Goat IslandSandstone buildings on Goat Island. Image by NSW National Parks and Wildlife Service.
Located between McMahons Point and Balmain, Goat Island (Me-mel) was a popular fishing spot for the local Aboriginal people. It’s thought three goats from the First Fleet were put on the island to breed, hence the new name.
In the 1830s, hundreds of convicts were sent here to quarry sandstone to build a thick-walled gunpowder store. 'They were kept in appalling conditions in 3m x 2m boxes that held 20 men inside,' says tour guide Brendan Brumby. 'It’s suggested that they were whipped up to 39 times a day, as it was believed that 40 times would kill a man.'
Grisly relics of the island’s convict past remain, including a seat carved out of stone by Charles ‘Bony’ Anderson, who was sentenced to be chained to the rock for two years. 'They say you can still feel his presence near the couch today,' says Brumby.
Getting there: by guided tour or private water taxi only. Convicts, Castles and Champagne Tour runs Thu-Mon at 1pm (the tour includes the ferry, BBQ lunch and bar - www.uniquesydneycruises.com.au). Heritage Tour runs on the second Sunday of the month at 10.10am (the tour includes return ferry - (www.captaincook.com.au)).
Cockatoo IslandCampsite on Cockatoo Island. Image by Glen Pearson / Lonely Planet.
Originally called Wareamah by the indigenous population, Unesco World Heritage-listed Cockatoo is the largest of all harbour islands. It sits at the junction of the Parramatta and Lane Cove Rivers, about 10 minutes by ferry from Circular Quay.
In 1839, the island was established as a prison for up to 550 men. Over the next 30 years, convicts built stone barracks, granary silos and a dry dock, which was the start of the island’s long shipbuilding heritage. From 1870 to 1992, thousands of workers built ships and eventually submarines here. Huge workshops and rusty machinery remain, giving the island an industrial edge. You can explore the island’s history on four self-guided walking trails or with an audio tour.
There are a few holiday cottages and a fantastic camping ground with BBQs, fridge and hot showers. Pitch your own tent or hire a permanent one. An old slipway makes a safe swimming spot, plus there’s a funky bar with uninterrupted views and tasty wood-fired pizzas.
Getting there: regular ferries depart from Circular Quay and Darling Harbour (www.transportnsw.info).
Off the tip of Darling Point near Double Bay, this one-hectare island is another top picnic spot with tables and toilets.
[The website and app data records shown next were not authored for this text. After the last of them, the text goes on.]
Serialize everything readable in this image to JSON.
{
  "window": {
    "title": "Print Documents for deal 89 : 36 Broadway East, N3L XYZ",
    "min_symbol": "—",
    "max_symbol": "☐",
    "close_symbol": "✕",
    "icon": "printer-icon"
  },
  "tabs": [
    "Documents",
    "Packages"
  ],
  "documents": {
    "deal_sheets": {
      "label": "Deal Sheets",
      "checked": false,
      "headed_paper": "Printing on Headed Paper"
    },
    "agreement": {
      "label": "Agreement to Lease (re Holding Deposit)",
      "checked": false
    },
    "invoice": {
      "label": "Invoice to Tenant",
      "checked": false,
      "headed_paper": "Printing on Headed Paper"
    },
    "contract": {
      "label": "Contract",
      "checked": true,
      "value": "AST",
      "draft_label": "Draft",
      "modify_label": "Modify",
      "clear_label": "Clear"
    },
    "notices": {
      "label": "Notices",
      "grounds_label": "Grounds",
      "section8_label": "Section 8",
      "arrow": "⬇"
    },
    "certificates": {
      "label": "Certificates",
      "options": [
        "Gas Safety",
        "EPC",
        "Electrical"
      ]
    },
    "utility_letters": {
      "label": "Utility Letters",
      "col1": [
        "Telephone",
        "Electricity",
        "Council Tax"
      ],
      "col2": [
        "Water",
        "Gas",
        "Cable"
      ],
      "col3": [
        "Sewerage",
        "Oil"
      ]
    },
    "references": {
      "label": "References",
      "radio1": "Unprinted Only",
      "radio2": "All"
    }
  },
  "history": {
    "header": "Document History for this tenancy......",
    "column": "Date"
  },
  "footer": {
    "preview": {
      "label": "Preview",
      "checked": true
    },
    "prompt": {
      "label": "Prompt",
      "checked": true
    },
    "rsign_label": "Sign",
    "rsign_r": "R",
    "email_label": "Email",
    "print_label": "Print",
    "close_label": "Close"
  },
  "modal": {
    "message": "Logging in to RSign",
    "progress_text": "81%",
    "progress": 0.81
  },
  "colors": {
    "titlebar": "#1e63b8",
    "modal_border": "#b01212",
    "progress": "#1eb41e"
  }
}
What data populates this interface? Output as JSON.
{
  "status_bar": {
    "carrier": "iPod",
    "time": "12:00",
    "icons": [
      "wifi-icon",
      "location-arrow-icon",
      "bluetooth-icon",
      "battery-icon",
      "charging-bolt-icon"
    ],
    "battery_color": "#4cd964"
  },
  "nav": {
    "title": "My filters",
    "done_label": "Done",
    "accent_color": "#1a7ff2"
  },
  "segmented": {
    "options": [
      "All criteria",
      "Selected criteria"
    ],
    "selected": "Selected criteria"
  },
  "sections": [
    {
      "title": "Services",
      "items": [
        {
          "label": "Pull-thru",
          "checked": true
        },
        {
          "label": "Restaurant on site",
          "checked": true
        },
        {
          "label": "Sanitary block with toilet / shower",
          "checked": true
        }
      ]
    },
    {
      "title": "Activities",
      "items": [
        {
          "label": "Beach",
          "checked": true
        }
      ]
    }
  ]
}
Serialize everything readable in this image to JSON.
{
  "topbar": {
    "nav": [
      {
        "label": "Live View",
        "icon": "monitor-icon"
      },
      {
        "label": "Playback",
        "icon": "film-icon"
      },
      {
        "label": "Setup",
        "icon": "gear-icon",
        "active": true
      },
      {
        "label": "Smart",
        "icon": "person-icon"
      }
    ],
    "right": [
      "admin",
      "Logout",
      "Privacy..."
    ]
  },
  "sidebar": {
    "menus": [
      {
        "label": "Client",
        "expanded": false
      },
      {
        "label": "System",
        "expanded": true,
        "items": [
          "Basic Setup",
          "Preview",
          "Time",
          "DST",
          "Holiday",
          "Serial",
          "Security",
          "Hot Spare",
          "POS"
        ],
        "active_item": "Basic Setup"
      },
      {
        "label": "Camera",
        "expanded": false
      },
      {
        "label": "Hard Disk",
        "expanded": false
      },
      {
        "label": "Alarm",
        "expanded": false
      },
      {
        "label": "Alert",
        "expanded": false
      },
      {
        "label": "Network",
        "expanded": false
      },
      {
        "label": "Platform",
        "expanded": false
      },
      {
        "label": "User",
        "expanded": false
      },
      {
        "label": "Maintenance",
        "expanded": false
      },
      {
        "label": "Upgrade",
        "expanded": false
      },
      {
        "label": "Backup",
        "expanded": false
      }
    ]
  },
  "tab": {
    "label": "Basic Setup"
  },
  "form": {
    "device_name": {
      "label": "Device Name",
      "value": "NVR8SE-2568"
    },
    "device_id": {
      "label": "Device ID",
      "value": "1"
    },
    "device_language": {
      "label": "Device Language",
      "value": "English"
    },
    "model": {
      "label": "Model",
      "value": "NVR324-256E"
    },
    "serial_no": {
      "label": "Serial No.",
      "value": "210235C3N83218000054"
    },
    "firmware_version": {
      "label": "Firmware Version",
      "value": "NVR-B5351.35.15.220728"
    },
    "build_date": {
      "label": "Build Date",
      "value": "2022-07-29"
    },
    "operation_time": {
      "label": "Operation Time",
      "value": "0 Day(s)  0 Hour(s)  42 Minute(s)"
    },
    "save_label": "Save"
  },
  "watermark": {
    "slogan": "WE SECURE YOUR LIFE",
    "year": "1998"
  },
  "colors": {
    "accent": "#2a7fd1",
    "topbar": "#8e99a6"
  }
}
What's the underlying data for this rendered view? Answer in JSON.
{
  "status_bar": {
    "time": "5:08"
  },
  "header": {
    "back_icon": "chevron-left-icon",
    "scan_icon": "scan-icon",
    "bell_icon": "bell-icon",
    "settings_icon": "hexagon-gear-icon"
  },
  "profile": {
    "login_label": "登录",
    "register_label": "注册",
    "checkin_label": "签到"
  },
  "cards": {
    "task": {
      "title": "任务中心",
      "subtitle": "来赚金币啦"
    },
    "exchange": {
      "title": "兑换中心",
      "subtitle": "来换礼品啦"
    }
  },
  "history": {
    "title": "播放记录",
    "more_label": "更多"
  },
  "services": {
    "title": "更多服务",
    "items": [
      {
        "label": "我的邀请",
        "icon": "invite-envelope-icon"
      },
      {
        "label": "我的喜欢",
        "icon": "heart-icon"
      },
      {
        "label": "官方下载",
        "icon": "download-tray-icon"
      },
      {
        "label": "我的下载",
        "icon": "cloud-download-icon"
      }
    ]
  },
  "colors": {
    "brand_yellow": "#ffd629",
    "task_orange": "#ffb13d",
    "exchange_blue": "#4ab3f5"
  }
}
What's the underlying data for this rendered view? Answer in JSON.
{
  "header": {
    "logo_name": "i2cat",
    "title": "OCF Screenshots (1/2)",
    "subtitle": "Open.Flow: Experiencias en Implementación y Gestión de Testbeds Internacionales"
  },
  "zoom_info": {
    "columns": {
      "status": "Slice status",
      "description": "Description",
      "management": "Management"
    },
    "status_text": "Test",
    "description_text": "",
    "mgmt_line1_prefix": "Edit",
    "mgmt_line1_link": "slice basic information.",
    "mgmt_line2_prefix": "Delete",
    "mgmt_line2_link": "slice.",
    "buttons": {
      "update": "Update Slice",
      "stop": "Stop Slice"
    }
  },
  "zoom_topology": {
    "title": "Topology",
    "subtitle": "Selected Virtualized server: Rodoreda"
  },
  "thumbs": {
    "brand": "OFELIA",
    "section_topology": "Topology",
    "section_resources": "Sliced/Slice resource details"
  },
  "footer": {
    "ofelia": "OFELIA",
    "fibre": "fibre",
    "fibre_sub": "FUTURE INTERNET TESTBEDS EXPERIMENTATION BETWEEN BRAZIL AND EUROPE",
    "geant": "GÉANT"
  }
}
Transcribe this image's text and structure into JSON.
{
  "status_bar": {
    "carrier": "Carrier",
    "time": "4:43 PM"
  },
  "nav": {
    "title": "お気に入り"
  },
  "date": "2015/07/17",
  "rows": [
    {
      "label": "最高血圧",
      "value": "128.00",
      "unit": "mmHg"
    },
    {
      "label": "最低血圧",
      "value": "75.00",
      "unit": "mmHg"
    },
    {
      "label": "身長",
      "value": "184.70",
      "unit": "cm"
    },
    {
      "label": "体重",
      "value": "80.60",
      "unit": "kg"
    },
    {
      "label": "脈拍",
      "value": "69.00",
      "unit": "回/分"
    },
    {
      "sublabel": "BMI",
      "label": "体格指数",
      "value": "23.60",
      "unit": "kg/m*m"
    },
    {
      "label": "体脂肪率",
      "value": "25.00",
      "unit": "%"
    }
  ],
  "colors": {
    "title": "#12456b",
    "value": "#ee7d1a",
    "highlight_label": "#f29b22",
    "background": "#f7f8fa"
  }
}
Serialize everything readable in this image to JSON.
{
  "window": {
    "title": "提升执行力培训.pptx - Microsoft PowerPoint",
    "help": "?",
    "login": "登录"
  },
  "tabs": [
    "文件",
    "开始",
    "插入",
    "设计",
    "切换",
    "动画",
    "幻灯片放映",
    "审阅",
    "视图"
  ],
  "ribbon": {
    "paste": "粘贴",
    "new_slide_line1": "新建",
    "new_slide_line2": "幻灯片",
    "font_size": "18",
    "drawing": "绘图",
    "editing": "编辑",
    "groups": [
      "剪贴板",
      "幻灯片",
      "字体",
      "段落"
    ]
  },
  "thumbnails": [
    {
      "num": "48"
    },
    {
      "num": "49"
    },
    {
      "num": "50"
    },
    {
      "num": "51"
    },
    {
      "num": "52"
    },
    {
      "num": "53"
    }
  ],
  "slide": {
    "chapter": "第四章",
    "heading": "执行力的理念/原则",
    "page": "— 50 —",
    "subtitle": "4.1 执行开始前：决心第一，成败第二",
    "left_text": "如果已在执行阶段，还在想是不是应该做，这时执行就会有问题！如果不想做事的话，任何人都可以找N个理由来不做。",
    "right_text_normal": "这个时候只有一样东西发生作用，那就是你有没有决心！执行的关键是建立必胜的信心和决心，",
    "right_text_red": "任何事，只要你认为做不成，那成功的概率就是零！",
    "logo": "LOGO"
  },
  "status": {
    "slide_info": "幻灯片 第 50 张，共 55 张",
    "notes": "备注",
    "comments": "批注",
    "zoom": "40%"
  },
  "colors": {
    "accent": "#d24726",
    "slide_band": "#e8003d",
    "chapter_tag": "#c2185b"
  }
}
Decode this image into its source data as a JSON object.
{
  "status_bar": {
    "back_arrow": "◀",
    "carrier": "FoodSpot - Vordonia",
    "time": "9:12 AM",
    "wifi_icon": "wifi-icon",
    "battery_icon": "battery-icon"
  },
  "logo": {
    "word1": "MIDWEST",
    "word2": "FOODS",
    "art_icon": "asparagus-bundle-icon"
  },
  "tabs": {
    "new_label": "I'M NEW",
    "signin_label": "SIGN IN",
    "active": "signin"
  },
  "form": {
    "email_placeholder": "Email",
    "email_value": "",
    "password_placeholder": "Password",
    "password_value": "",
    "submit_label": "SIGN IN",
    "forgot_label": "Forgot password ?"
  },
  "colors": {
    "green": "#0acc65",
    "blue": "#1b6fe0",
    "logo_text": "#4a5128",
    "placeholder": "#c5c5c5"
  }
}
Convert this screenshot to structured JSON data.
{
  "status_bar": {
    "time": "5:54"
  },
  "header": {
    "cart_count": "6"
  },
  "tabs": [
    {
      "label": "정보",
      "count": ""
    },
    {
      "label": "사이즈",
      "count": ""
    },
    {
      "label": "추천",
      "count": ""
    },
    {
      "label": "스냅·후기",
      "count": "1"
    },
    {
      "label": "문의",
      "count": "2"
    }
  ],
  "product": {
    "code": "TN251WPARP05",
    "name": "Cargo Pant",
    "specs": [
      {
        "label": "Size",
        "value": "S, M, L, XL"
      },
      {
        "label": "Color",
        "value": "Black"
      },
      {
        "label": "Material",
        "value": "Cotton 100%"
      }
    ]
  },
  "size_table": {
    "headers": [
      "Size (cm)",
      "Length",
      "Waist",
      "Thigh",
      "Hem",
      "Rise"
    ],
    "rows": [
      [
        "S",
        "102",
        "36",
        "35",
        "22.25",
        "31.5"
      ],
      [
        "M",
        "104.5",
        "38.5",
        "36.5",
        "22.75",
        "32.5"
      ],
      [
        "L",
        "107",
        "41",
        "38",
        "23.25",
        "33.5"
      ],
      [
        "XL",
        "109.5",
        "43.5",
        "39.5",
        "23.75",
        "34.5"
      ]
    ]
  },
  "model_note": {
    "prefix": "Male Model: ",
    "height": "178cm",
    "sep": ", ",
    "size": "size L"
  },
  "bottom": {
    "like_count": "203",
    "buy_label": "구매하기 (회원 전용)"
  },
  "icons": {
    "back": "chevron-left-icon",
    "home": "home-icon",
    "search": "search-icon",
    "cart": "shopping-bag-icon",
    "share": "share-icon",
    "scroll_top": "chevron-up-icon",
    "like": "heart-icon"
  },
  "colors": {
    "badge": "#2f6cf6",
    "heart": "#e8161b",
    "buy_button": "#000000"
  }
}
It’s named after a lieutenant of the First Fleet who tried to establish a vegetable garden here, although light-fingered convicts soon put a stop to that.
In the calm waters of Iron Cove, Rodd Island is the farthest west of all the harbour islands. Named after a solicitor, the half-hectare island was used a biological laboratory in the 19th century. It has picnic tables, loos and several historic buildings to explore, including a colonial dance hall.
Spectacle and Snapper Islands
Spectacle Island, a stone’s throw from Cockatoo Island, is a working naval base and is not usually open to the public. Nearby Snapper Island, the smallest island in Sydney Harbour, was used as a nautical training facility in the 1930s and is currently closed to the public.
Lara Brunt is a freelance journalist based in Sydney. She’s happiest with a cocktail in one hand and passport in the other. Follow her on Twitter @larabrunt.